What is required ▸ Your answer should consist of the lines in the listing that hold "date".

Exercise data ▸
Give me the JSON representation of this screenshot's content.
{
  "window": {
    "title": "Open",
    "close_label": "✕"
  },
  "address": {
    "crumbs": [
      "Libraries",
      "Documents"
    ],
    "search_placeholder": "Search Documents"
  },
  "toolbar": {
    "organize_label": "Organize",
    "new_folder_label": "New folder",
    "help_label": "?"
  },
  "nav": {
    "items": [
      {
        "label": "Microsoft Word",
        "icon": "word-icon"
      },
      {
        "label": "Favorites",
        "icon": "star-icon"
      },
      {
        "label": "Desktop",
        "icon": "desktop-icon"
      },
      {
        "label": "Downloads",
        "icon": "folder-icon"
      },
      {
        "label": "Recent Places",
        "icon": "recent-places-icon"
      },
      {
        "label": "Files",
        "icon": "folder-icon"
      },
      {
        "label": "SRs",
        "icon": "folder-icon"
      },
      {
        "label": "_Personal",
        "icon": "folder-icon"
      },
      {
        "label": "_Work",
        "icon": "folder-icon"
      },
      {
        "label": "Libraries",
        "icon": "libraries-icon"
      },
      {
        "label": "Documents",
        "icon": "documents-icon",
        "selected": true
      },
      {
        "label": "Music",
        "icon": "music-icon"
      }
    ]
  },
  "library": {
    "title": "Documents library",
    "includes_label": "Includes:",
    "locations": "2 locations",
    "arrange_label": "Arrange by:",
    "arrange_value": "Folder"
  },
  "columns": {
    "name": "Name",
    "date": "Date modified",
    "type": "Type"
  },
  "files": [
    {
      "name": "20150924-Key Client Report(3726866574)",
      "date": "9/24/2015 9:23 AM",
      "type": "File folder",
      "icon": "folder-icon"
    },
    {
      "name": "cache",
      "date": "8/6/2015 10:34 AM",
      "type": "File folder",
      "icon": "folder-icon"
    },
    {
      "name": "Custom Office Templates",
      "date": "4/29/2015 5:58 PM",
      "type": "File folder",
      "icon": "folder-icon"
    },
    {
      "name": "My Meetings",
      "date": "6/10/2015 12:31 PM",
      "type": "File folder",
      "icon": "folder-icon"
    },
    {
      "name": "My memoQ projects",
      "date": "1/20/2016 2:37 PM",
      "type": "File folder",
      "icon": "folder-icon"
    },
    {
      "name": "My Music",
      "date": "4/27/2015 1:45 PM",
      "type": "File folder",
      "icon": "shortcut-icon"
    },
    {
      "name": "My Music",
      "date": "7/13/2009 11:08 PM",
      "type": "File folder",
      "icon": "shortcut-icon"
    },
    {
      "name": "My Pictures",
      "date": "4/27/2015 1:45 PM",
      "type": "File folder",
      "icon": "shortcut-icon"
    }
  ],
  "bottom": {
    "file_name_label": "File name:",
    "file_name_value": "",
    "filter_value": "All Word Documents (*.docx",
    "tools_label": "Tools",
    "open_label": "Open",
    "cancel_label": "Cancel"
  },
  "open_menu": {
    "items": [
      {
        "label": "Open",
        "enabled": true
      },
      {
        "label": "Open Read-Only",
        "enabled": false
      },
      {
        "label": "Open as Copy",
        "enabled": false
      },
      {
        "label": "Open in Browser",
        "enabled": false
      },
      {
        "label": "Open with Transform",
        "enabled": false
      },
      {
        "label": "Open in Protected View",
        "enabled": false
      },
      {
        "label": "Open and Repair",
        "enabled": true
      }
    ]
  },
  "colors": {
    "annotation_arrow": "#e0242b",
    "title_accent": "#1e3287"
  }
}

Solution for this exercise ▸
    "date": "Date modified",
      "date": "9/24/2015 9:23 AM",
      "date": "8/6/2015 10:34 AM",
      "date": "4/29/2015 5:58 PM",
      "date": "6/10/2015 12:31 PM",
      "date": "1/20/2016 2:37 PM",
      "date": "4/27/2015 1:45 PM",
      "date": "7/13/2009 11:08 PM",
      "date": "4/27/2015 1:45 PM",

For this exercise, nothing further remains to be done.